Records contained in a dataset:
»»

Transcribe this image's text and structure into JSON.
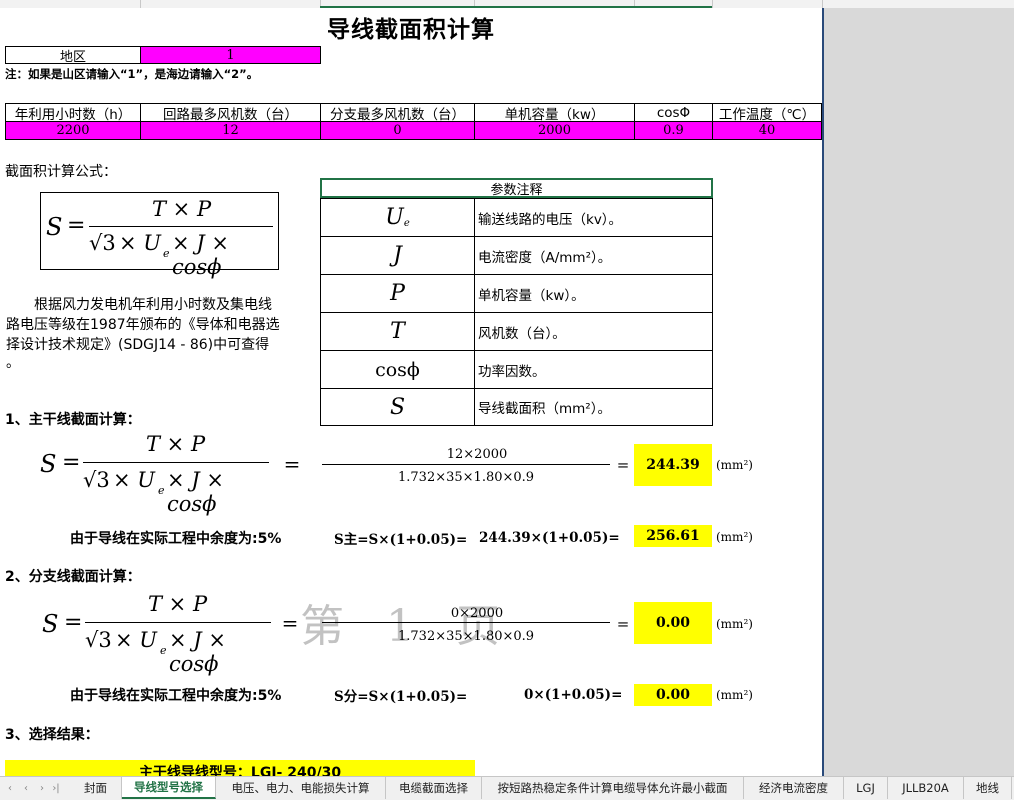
{
  "title": "导线截面积计算",
  "region": {
    "label": "地区",
    "value": "1",
    "note": "注：如果是山区请输入“1”，是海边请输入“2”。"
  },
  "params": {
    "headers": [
      "年利用小时数（h）",
      "回路最多风机数（台）",
      "分支最多风机数（台）",
      "单机容量（kw）",
      "cosΦ",
      "工作温度（℃）"
    ],
    "values": [
      "2200",
      "12",
      "0",
      "2000",
      "0.9",
      "40"
    ]
  },
  "formula_section": {
    "label": "截面积计算公式：",
    "formula": {
      "S": "S",
      "eq": "=",
      "num": "T × P",
      "den_sqrt": "√3",
      "den_rest": "× U",
      "den_sub": "e",
      "den_tail": "× J × cosϕ"
    },
    "description": "根据风力发电机年利用小时数及集电线路电压等级在1987年颁布的《导体和电器选择设计技术规定》(SDGJ14 - 86)中可查得。",
    "desc_lines": [
      "　　根据风力发电机年利用小时数及集电线",
      "路电压等级在1987年颁布的《导体和电器选",
      "择设计技术规定》(SDGJ14 - 86)中可查得",
      "。"
    ]
  },
  "legend": {
    "header": "参数注释",
    "rows": [
      {
        "symbol": "U",
        "sub": "e",
        "desc": "输送线路的电压（kv）。"
      },
      {
        "symbol": "J",
        "desc": "电流密度（A/mm²）。"
      },
      {
        "symbol": "P",
        "desc": "单机容量（kw）。"
      },
      {
        "symbol": "T",
        "desc": "风机数（台）。"
      },
      {
        "symbol": "cosϕ",
        "desc": "功率因数。"
      },
      {
        "symbol": "S",
        "desc": "导线截面积（mm²）。"
      }
    ]
  },
  "main_calc": {
    "heading": "1、主干线截面计算：",
    "numerator": "12×2000",
    "denominator": "1.732×35×1.80×0.9",
    "eq": "=",
    "result": "244.39",
    "unit": "(mm²)",
    "margin_label": "由于导线在实际工程中余度为:5%",
    "margin_formula": "S主=S×(1+0.05)=",
    "margin_expr": "244.39×(1+0.05)=",
    "margin_result": "256.61",
    "margin_unit": "(mm²)"
  },
  "branch_calc": {
    "heading": "2、分支线截面计算：",
    "numerator": "0×2000",
    "denominator": "1.732×35×1.80×0.9",
    "eq": "=",
    "result": "0.00",
    "unit": "(mm²)",
    "margin_label": "由于导线在实际工程中余度为:5%",
    "margin_formula": "S分=S×(1+0.05)=",
    "margin_expr": "0×(1+0.05)=",
    "margin_result": "0.00",
    "margin_unit": "(mm²)"
  },
  "watermark": "第 1 页",
  "selection": {
    "heading": "3、选择结果：",
    "main_type": "主干线导线型号：LGJ- 240/30"
  },
  "tabs": [
    "封面",
    "导线型号选择",
    "电压、电力、电能损失计算",
    "电缆截面选择",
    "按短路热稳定条件计算电缆导体允许最小截面",
    "经济电流密度",
    "LGJ",
    "JLLB20A",
    "地线"
  ],
  "active_tab": "导线型号选择",
  "colors": {
    "input_bg": "#ff00ff",
    "result_bg": "#ffff00",
    "active_tab": "#217346"
  }
}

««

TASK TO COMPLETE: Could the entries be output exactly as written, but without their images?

SOLUTION FOR THIS PROBLEM:
Transcribe this image's text and structure into JSON.
{
  "title": "导线截面积计算",
  "region": {
    "label": "地区",
    "value": "1",
    "note": "注：如果是山区请输入“1”，是海边请输入“2”。"
  },
  "params": {
    "headers": [
      "年利用小时数（h）",
      "回路最多风机数（台）",
      "分支最多风机数（台）",
      "单机容量（kw）",
      "cosΦ",
      "工作温度（℃）"
    ],
    "values": [
      "2200",
      "12",
      "0",
      "2000",
      "0.9",
      "40"
    ]
  },
  "formula_section": {
    "label": "截面积计算公式：",
    "formula": {
      "S": "S",
      "eq": "=",
      "num": "T × P",
      "den_sqrt": "√3",
      "den_rest": "× U",
      "den_sub": "e",
      "den_tail": "× J × cosϕ"
    },
    "description": "根据风力发电机年利用小时数及集电线路电压等级在1987年颁布的《导体和电器选择设计技术规定》(SDGJ14 - 86)中可查得。",
    "desc_lines": [
      "　　根据风力发电机年利用小时数及集电线",
      "路电压等级在1987年颁布的《导体和电器选",
      "择设计技术规定》(SDGJ14 - 86)中可查得",
      "。"
    ]
  },
  "legend": {
    "header": "参数注释",
    "rows": [
      {
        "symbol": "U",
        "sub": "e",
        "desc": "输送线路的电压（kv）。"
      },
      {
        "symbol": "J",
        "desc": "电流密度（A/mm²）。"
      },
      {
        "symbol": "P",
        "desc": "单机容量（kw）。"
      },
      {
        "symbol": "T",
        "desc": "风机数（台）。"
      },
      {
        "symbol": "cosϕ",
        "desc": "功率因数。"
      },
      {
        "symbol": "S",
        "desc": "导线截面积（mm²）。"
      }
    ]
  },
  "main_calc": {
    "heading": "1、主干线截面计算：",
    "numerator": "12×2000",
    "denominator": "1.732×35×1.80×0.9",
    "eq": "=",
    "result": "244.39",
    "unit": "(mm²)",
    "margin_label": "由于导线在实际工程中余度为:5%",
    "margin_formula": "S主=S×(1+0.05)=",
    "margin_expr": "244.39×(1+0.05)=",
    "margin_result": "256.61",
    "margin_unit": "(mm²)"
  },
  "branch_calc": {
    "heading": "2、分支线截面计算：",
    "numerator": "0×2000",
    "denominator": "1.732×35×1.80×0.9",
    "eq": "=",
    "result": "0.00",
    "unit": "(mm²)",
    "margin_label": "由于导线在实际工程中余度为:5%",
    "margin_formula": "S分=S×(1+0.05)=",
    "margin_expr": "0×(1+0.05)=",
    "margin_result": "0.00",
    "margin_unit": "(mm²)"
  },
  "watermark": "第 1 页",
  "selection": {
    "heading": "3、选择结果：",
    "main_type": "主干线导线型号：LGJ- 240/30"
  },
  "tabs": [
    "封面",
    "导线型号选择",
    "电压、电力、电能损失计算",
    "电缆截面选择",
    "按短路热稳定条件计算电缆导体允许最小截面",
    "经济电流密度",
    "LGJ",
    "JLLB20A",
    "地线"
  ],
  "active_tab": "导线型号选择",
  "colors": {
    "input_bg": "#ff00ff",
    "result_bg": "#ffff00",
    "active_tab": "#217346"
  }
}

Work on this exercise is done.